To do: Each entry is to be reproduced verbatim, and images are to be omitted.

**********

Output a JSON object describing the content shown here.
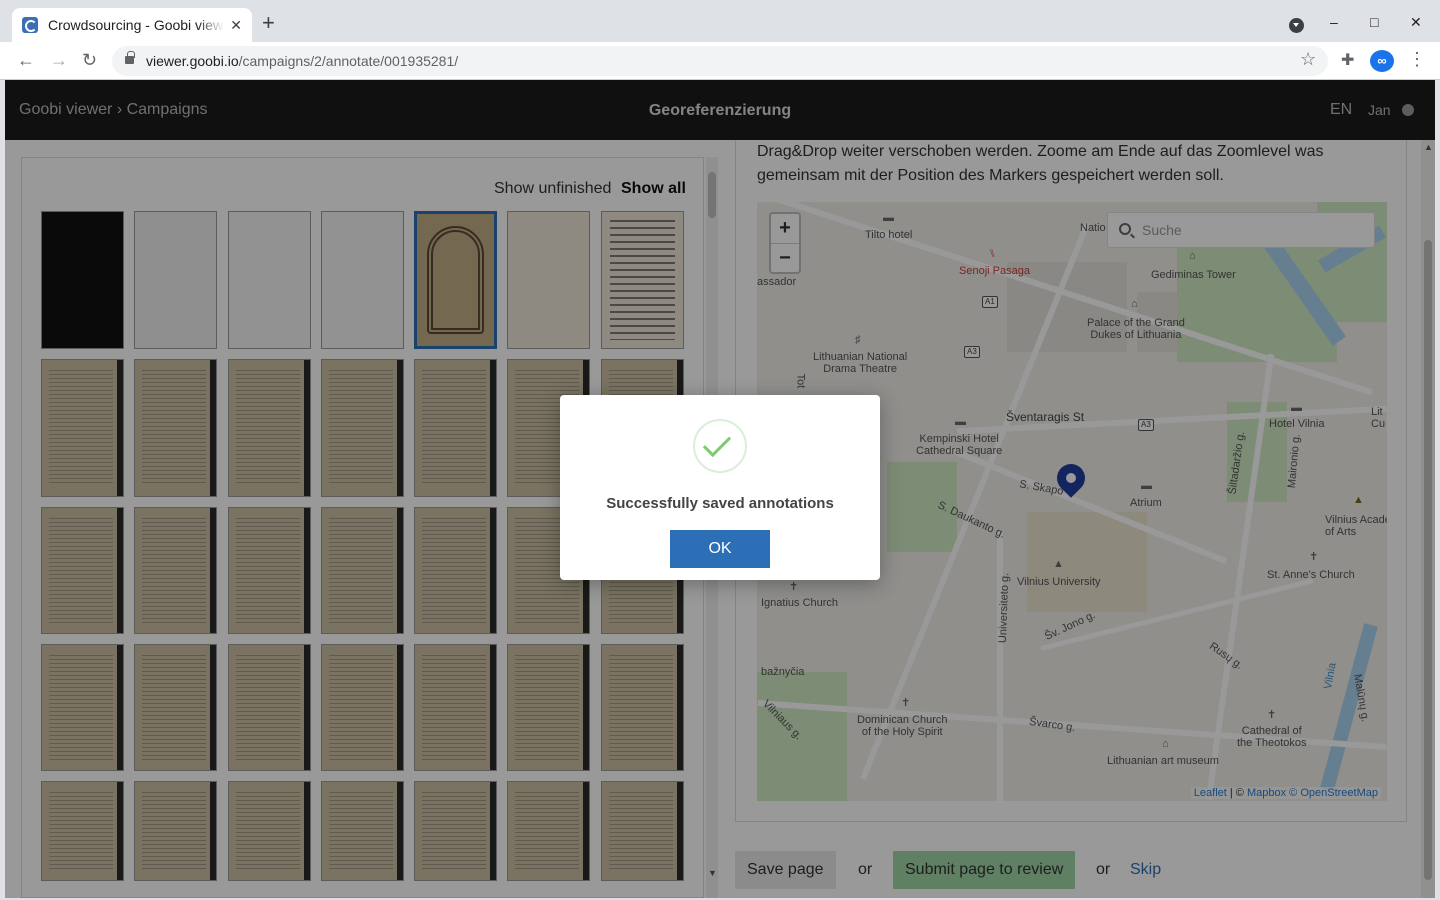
{
  "browser": {
    "tab_title": "Crowdsourcing - Goobi viewer",
    "url_host": "viewer.goobi.io",
    "url_path": "/campaigns/2/annotate/001935281/"
  },
  "header": {
    "breadcrumb": "Goobi viewer › Campaigns",
    "title": "Georeferenzierung",
    "language": "EN",
    "user": "Jan"
  },
  "thumbnails": {
    "filter_unfinished": "Show unfinished",
    "filter_all": "Show all"
  },
  "help_text": "Drag&Drop weiter verschoben werden. Zoome am Ende auf das Zoomlevel was gemeinsam mit der Position des Markers gespeichert werden soll.",
  "map": {
    "zoom_in": "+",
    "zoom_out": "−",
    "search_placeholder": "Suche",
    "labels": {
      "tilto": "Tilto hotel",
      "nation": "Natio",
      "senoji": "Senoji Pasaga",
      "gediminas": "Gediminas Tower",
      "palace": "Palace of the Grand\nDukes of Lithuania",
      "drama": "Lithuanian National\nDrama Theatre",
      "ambassador": "assador",
      "sventaragis": "Šventaragis St",
      "kempinski": "Kempinski Hotel\nCathedral Square",
      "hotel_vilnia": "Hotel Vilnia",
      "lit_cu": "Lit\nCu",
      "skapo": "S. Skapo",
      "atrium": "Atrium",
      "daukanto": "S. Daukanto g.",
      "vilnius_univ": "Vilnius University",
      "academy": "Vilnius Acade\nof Arts",
      "st_anne": "St. Anne's Church",
      "ignatius": "Ignatius Church",
      "universiteto": "Universiteto g.",
      "sv_jono": "Šv. Jono g.",
      "rusu": "Rusų g.",
      "baznycia": "bažnyčia",
      "dominican": "Dominican Church\nof the Holy Spirit",
      "svarco": "Švarco g.",
      "theotokos": "Cathedral of\nthe Theotokos",
      "art_museum": "Lithuanian art museum",
      "siltadarzio": "Šiltadaržio g.",
      "maironio": "Maironio g.",
      "maluny": "Malūnų g.",
      "vilnia": "Vilnia",
      "tot": "Tot",
      "vilniaus": "Vilniaus g.",
      "a1": "A1",
      "a3": "A3",
      "a3b": "A3"
    },
    "attribution_leaflet": "Leaflet",
    "attribution_sep": " | © ",
    "attribution_mapbox": "Mapbox",
    "attribution_osm": "© OpenStreetMap"
  },
  "actions": {
    "save": "Save page",
    "or1": "or",
    "submit": "Submit page to review",
    "or2": "or",
    "skip": "Skip"
  },
  "modal": {
    "message": "Successfully saved annotations",
    "ok": "OK"
  }
}
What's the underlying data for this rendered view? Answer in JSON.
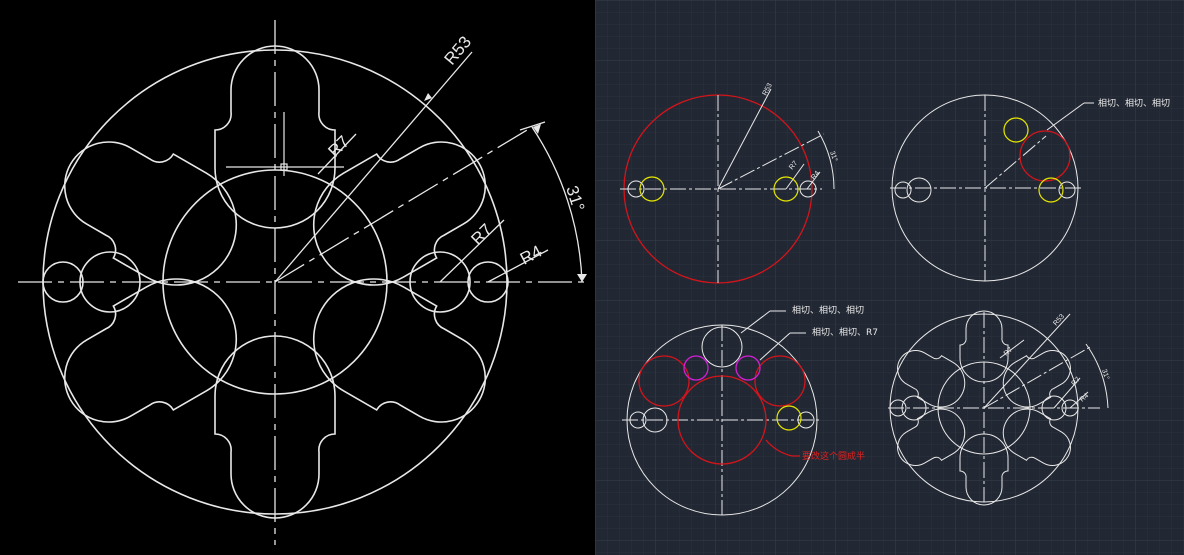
{
  "left_panel": {
    "dim_r53": "R53",
    "dim_r7_top": "R7",
    "dim_r7_side": "R7",
    "dim_r4": "R4",
    "dim_angle": "31°"
  },
  "right_panel": {
    "step1": {
      "dim_r53": "R53",
      "dim_r7": "R7",
      "dim_r4": "R4",
      "dim_angle": "31°"
    },
    "step2": {
      "note": "相切、相切、相切"
    },
    "step3": {
      "note_1": "相切、相切、相切",
      "note_2": "相切、相切、R7",
      "note_3": "要改这个圆成半"
    },
    "step4": {
      "dim_r53": "R53",
      "dim_r7_top": "R7",
      "dim_r7_side": "R7",
      "dim_r4": "R4",
      "dim_angle": "31°"
    }
  },
  "colors": {
    "left_bg": "#000000",
    "right_bg": "#222833",
    "grid_minor": "#2b323d",
    "grid_major": "#343d4a",
    "line": "#e8e8e8",
    "red": "#d4141b",
    "yellow": "#e6e600",
    "magenta": "#d21fd6",
    "note_red": "#e0201e"
  }
}
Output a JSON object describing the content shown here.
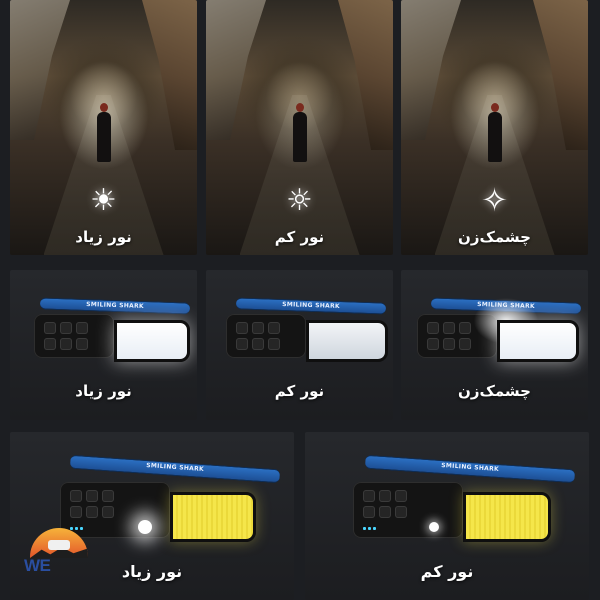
{
  "cave_tiles": [
    {
      "caption": "نور زیاد",
      "icon": "sun-icon"
    },
    {
      "caption": "نور کم",
      "icon": "sun-outline-icon"
    },
    {
      "caption": "چشمک‌زن",
      "icon": "star-sparkle-icon"
    }
  ],
  "lamp_tiles_row2": [
    {
      "caption": "نور زیاد",
      "mode": "bright-white"
    },
    {
      "caption": "نور کم",
      "mode": "dim-white"
    },
    {
      "caption": "چشمک‌زن",
      "mode": "flash-white"
    }
  ],
  "lamp_tiles_row3": [
    {
      "caption": "نور زیاد",
      "mode": "yellow-with-spot"
    },
    {
      "caption": "نور کم",
      "mode": "yellow-dim-spot"
    }
  ],
  "strap_text": "SMILING SHARK",
  "logo": {
    "text": "WE",
    "subtext": ""
  },
  "colors": {
    "background": "#1c1e22",
    "strap_blue": "#2b6fc2",
    "panel_yellow": "#f5e64a",
    "logo_red": "#e22e2e"
  }
}
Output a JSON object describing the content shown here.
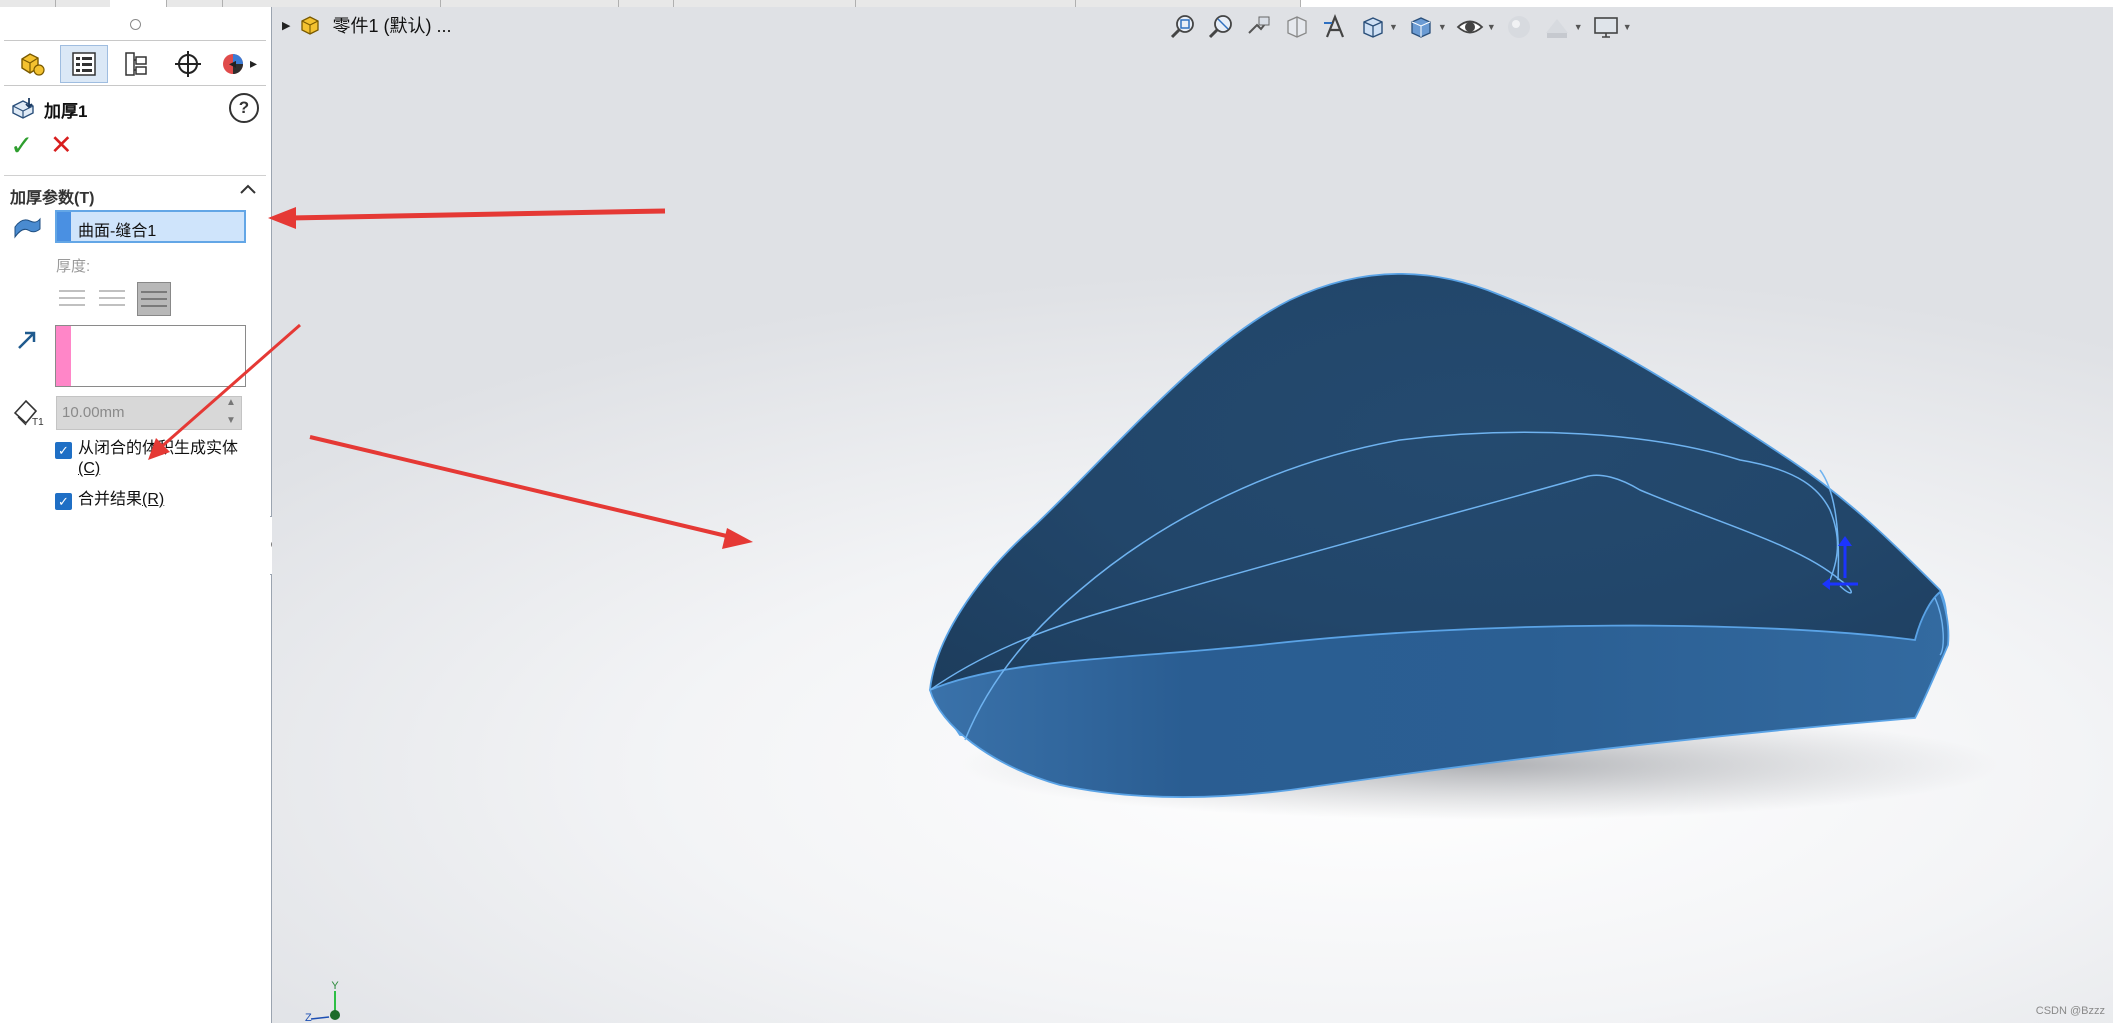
{
  "document": {
    "tree_label": "零件1 (默认) ..."
  },
  "property_manager": {
    "tabs": [
      {
        "icon": "feature-manager-icon"
      },
      {
        "icon": "property-manager-icon"
      },
      {
        "icon": "configuration-manager-icon"
      },
      {
        "icon": "dimxpert-icon"
      },
      {
        "icon": "display-manager-icon"
      }
    ],
    "feature_title": "加厚1",
    "group_title": "加厚参数(T)",
    "selection_value": "曲面-缝合1",
    "thickness_label": "厚度:",
    "thickness_value": "10.00mm",
    "checkbox_solid_label": "从闭合的体积生成实体",
    "checkbox_solid_tail": "(C)",
    "checkbox_merge_label": "合并结果",
    "checkbox_merge_tail": "(R)",
    "checkbox_solid_checked": true,
    "checkbox_merge_checked": true
  },
  "heads_up_toolbar": {
    "buttons": [
      "zoom-to-fit-icon",
      "zoom-to-area-icon",
      "previous-view-icon",
      "section-view-icon",
      "dynamic-annotation-icon",
      "view-orientation-icon",
      "display-style-icon",
      "hide-show-items-icon",
      "edit-appearance-icon",
      "apply-scene-icon",
      "view-settings-icon"
    ]
  },
  "triad": {
    "y_label": "Y",
    "z_label": "Z"
  },
  "watermark": "CSDN @Bzzz",
  "colors": {
    "model_fill": "#2d5c8a",
    "model_edge": "#6fb3f0",
    "selection_blue": "#4a90e2",
    "selection_pink": "#ff86c8",
    "annotation_red": "#e53935",
    "checkbox_blue": "#1f6fc5"
  }
}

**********

Solution to this task:
Output a JSON object describing the content shown here.
{
  "browser": {
    "tab_title": "Crowdsourcing - Goobi viewer",
    "url_host": "viewer.goobi.io",
    "url_path": "/campaigns/2/annotate/001935281/"
  },
  "header": {
    "breadcrumb": "Goobi viewer › Campaigns",
    "title": "Georeferenzierung",
    "language": "EN",
    "user": "Jan"
  },
  "thumbnails": {
    "filter_unfinished": "Show unfinished",
    "filter_all": "Show all"
  },
  "help_text": "Drag&Drop weiter verschoben werden. Zoome am Ende auf das Zoomlevel was gemeinsam mit der Position des Markers gespeichert werden soll.",
  "map": {
    "zoom_in": "+",
    "zoom_out": "−",
    "search_placeholder": "Suche",
    "labels": {
      "tilto": "Tilto hotel",
      "nation": "Natio",
      "senoji": "Senoji Pasaga",
      "gediminas": "Gediminas Tower",
      "palace": "Palace of the Grand\nDukes of Lithuania",
      "drama": "Lithuanian National\nDrama Theatre",
      "ambassador": "assador",
      "sventaragis": "Šventaragis St",
      "kempinski": "Kempinski Hotel\nCathedral Square",
      "hotel_vilnia": "Hotel Vilnia",
      "lit_cu": "Lit\nCu",
      "skapo": "S. Skapo",
      "atrium": "Atrium",
      "daukanto": "S. Daukanto g.",
      "vilnius_univ": "Vilnius University",
      "academy": "Vilnius Acade\nof Arts",
      "st_anne": "St. Anne's Church",
      "ignatius": "Ignatius Church",
      "universiteto": "Universiteto g.",
      "sv_jono": "Šv. Jono g.",
      "rusu": "Rusų g.",
      "baznycia": "bažnyčia",
      "dominican": "Dominican Church\nof the Holy Spirit",
      "svarco": "Švarco g.",
      "theotokos": "Cathedral of\nthe Theotokos",
      "art_museum": "Lithuanian art museum",
      "siltadarzio": "Šiltadaržio g.",
      "maironio": "Maironio g.",
      "maluny": "Malūnų g.",
      "vilnia": "Vilnia",
      "tot": "Tot",
      "vilniaus": "Vilniaus g.",
      "a1": "A1",
      "a3": "A3",
      "a3b": "A3"
    },
    "attribution_leaflet": "Leaflet",
    "attribution_sep": " | © ",
    "attribution_mapbox": "Mapbox",
    "attribution_osm": "© OpenStreetMap"
  },
  "actions": {
    "save": "Save page",
    "or1": "or",
    "submit": "Submit page to review",
    "or2": "or",
    "skip": "Skip"
  },
  "modal": {
    "message": "Successfully saved annotations",
    "ok": "OK"
  }
}
What's the underlying data for this rendered view? Answer in JSON.
{
  "left_panel": {
    "dim_r53": "R53",
    "dim_r7_top": "R7",
    "dim_r7_side": "R7",
    "dim_r4": "R4",
    "dim_angle": "31°"
  },
  "right_panel": {
    "step1": {
      "dim_r53": "R53",
      "dim_r7": "R7",
      "dim_r4": "R4",
      "dim_angle": "31°"
    },
    "step2": {
      "note": "相切、相切、相切"
    },
    "step3": {
      "note_1": "相切、相切、相切",
      "note_2": "相切、相切、R7",
      "note_3": "要改这个圆成半"
    },
    "step4": {
      "dim_r53": "R53",
      "dim_r7_top": "R7",
      "dim_r7_side": "R7",
      "dim_r4": "R4",
      "dim_angle": "31°"
    }
  },
  "colors": {
    "left_bg": "#000000",
    "right_bg": "#222833",
    "grid_minor": "#2b323d",
    "grid_major": "#343d4a",
    "line": "#e8e8e8",
    "red": "#d4141b",
    "yellow": "#e6e600",
    "magenta": "#d21fd6",
    "note_red": "#e0201e"
  }
}
Output a JSON object describing the content shown here.
{
  "cave_tiles": [
    {
      "caption": "نور زیاد",
      "icon": "sun-icon"
    },
    {
      "caption": "نور کم",
      "icon": "sun-outline-icon"
    },
    {
      "caption": "چشمک‌زن",
      "icon": "star-sparkle-icon"
    }
  ],
  "lamp_tiles_row2": [
    {
      "caption": "نور زیاد",
      "mode": "bright-white"
    },
    {
      "caption": "نور کم",
      "mode": "dim-white"
    },
    {
      "caption": "چشمک‌زن",
      "mode": "flash-white"
    }
  ],
  "lamp_tiles_row3": [
    {
      "caption": "نور زیاد",
      "mode": "yellow-with-spot"
    },
    {
      "caption": "نور کم",
      "mode": "yellow-dim-spot"
    }
  ],
  "strap_text": "SMILING SHARK",
  "logo": {
    "text": "WE",
    "subtext": ""
  },
  "colors": {
    "background": "#1c1e22",
    "strap_blue": "#2b6fc2",
    "panel_yellow": "#f5e64a",
    "logo_red": "#e22e2e"
  }
}
Output a JSON object describing the content shown here.
{
  "document": {
    "tree_label": "零件1 (默认) ..."
  },
  "property_manager": {
    "tabs": [
      {
        "icon": "feature-manager-icon"
      },
      {
        "icon": "property-manager-icon"
      },
      {
        "icon": "configuration-manager-icon"
      },
      {
        "icon": "dimxpert-icon"
      },
      {
        "icon": "display-manager-icon"
      }
    ],
    "feature_title": "加厚1",
    "group_title": "加厚参数(T)",
    "selection_value": "曲面-缝合1",
    "thickness_label": "厚度:",
    "thickness_value": "10.00mm",
    "checkbox_solid_label": "从闭合的体积生成实体",
    "checkbox_solid_tail": "(C)",
    "checkbox_merge_label": "合并结果",
    "checkbox_merge_tail": "(R)",
    "checkbox_solid_checked": true,
    "checkbox_merge_checked": true
  },
  "heads_up_toolbar": {
    "buttons": [
      "zoom-to-fit-icon",
      "zoom-to-area-icon",
      "previous-view-icon",
      "section-view-icon",
      "dynamic-annotation-icon",
      "view-orientation-icon",
      "display-style-icon",
      "hide-show-items-icon",
      "edit-appearance-icon",
      "apply-scene-icon",
      "view-settings-icon"
    ]
  },
  "triad": {
    "y_label": "Y",
    "z_label": "Z"
  },
  "watermark": "CSDN @Bzzz",
  "colors": {
    "model_fill": "#2d5c8a",
    "model_edge": "#6fb3f0",
    "selection_blue": "#4a90e2",
    "selection_pink": "#ff86c8",
    "annotation_red": "#e53935",
    "checkbox_blue": "#1f6fc5"
  }
}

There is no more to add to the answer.